Evapotranspiration Rate (ET) is a long word for a simple concept. Simply put, ET is how much water your plants use, or that you need to replace to keep it all green. Watering more than this is a waste of money and water. Weather stations monitor several different climatic factors. They then take this data and calculate ET. In our case they calculate it in inches. This information is then transmitted to our computers and then uploaded here for your use.

The Irrigation Index is a percentage number that coincides with a feature on most lawn sprinkler controllers. Most controllers (or timers) have a key that allows you to increase or decrease your watering time by a percentage.

By coming to this site you can find out at what percentage your controller should be set. This is updated weekly.

It is used as follows:

  1. An index reference Et is identified for the hottest time of the year, for example 1.5"/wk.
  2. The controller is set to water for the hottest time of the year regardless of the time of year.
  3. The Et for the current week is determined from local weather data
  4. A percentage is then calculated for the current (or past) week
  5. The controller percent key is then set at that percentage.

In the case of using this data in the Seattle area, the reference point of the hottest week has already been calculated. If the controller is already programmed for the hottest time of the year, one simply has to input the current week percentage from the website. Some modification to the watering days per week may be needed.

Watering Cycles. You may notice that your watering schedule requires cycles. This is an important water conservation technique.

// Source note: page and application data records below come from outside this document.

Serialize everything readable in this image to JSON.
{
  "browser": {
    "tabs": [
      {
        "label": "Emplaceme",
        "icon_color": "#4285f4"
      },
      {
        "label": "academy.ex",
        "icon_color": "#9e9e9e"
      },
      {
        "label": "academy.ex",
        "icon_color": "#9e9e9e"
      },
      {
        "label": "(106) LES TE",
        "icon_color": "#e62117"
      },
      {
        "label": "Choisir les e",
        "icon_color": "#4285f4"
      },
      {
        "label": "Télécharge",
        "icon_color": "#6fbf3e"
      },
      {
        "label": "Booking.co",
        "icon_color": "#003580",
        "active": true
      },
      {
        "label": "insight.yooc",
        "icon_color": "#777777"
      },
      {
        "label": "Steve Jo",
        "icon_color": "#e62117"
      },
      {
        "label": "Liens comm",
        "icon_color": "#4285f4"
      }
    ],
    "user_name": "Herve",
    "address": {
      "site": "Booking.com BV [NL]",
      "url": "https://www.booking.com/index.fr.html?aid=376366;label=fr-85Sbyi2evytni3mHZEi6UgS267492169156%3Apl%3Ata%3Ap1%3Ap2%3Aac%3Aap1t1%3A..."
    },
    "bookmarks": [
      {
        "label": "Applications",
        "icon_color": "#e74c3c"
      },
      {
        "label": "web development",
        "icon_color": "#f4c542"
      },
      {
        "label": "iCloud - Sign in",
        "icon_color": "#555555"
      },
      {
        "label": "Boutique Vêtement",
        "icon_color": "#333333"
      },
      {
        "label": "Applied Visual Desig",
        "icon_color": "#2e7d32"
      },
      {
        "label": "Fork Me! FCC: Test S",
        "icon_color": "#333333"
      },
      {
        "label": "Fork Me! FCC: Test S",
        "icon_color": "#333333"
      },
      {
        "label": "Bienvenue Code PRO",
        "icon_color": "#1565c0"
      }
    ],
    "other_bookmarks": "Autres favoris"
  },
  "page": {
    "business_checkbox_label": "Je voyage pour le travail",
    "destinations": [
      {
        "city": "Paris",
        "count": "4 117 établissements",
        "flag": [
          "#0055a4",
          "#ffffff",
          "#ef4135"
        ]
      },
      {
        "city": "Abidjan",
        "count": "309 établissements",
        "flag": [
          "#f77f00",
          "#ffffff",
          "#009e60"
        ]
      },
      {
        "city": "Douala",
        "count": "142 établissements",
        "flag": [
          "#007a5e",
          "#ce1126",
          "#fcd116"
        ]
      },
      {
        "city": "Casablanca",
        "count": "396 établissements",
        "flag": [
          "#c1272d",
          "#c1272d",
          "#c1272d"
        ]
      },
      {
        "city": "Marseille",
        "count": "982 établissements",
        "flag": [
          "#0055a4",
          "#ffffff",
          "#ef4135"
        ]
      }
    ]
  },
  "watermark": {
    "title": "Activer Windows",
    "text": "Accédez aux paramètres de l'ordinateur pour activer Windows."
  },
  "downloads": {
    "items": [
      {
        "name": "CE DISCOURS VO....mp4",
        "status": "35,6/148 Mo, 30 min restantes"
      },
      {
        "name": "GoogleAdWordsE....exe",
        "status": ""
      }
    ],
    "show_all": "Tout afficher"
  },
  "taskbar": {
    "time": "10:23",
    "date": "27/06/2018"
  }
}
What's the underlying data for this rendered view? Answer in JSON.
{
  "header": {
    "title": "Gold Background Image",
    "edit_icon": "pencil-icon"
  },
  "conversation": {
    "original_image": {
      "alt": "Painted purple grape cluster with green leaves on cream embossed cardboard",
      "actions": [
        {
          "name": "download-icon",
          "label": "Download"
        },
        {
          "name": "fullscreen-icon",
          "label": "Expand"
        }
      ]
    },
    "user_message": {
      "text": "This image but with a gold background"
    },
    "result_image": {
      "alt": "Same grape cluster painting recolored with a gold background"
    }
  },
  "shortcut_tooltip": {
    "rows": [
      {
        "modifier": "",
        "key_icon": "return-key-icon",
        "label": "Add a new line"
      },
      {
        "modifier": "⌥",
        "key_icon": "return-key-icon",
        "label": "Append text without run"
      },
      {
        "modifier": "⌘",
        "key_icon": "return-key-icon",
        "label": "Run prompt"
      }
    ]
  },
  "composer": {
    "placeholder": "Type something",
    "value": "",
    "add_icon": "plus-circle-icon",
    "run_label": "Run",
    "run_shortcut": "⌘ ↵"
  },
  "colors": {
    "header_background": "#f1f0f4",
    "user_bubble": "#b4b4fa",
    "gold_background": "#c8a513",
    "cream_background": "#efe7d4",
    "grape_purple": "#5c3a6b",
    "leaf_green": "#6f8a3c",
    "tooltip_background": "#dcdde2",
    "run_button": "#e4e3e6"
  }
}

Cycles per day means that you may need to break up your watering in a given day into smaller increments. For example, you may need to water for 20 minutes each day, but after ten minutes the water begins to run-off because of a slope or tight clay soil. This is when watering in cycles would be beneficial. In the example above it is better to water in two 10 minute cycles (each day) instead of 20 minutes all at once. This helps avoid wasteful run-off and water waste. Do not confuse cycling with irrigation frequency. Some people might be tempted to change their twice a week watering schedule to everyday to avoid run-off, this is a mistake. It is better to stay on your twice a week schedule (or whatever it might be) and break it up into cycles on the same day. Too frequent, shallow, watering causes unhealthy plants that are not drought resistant.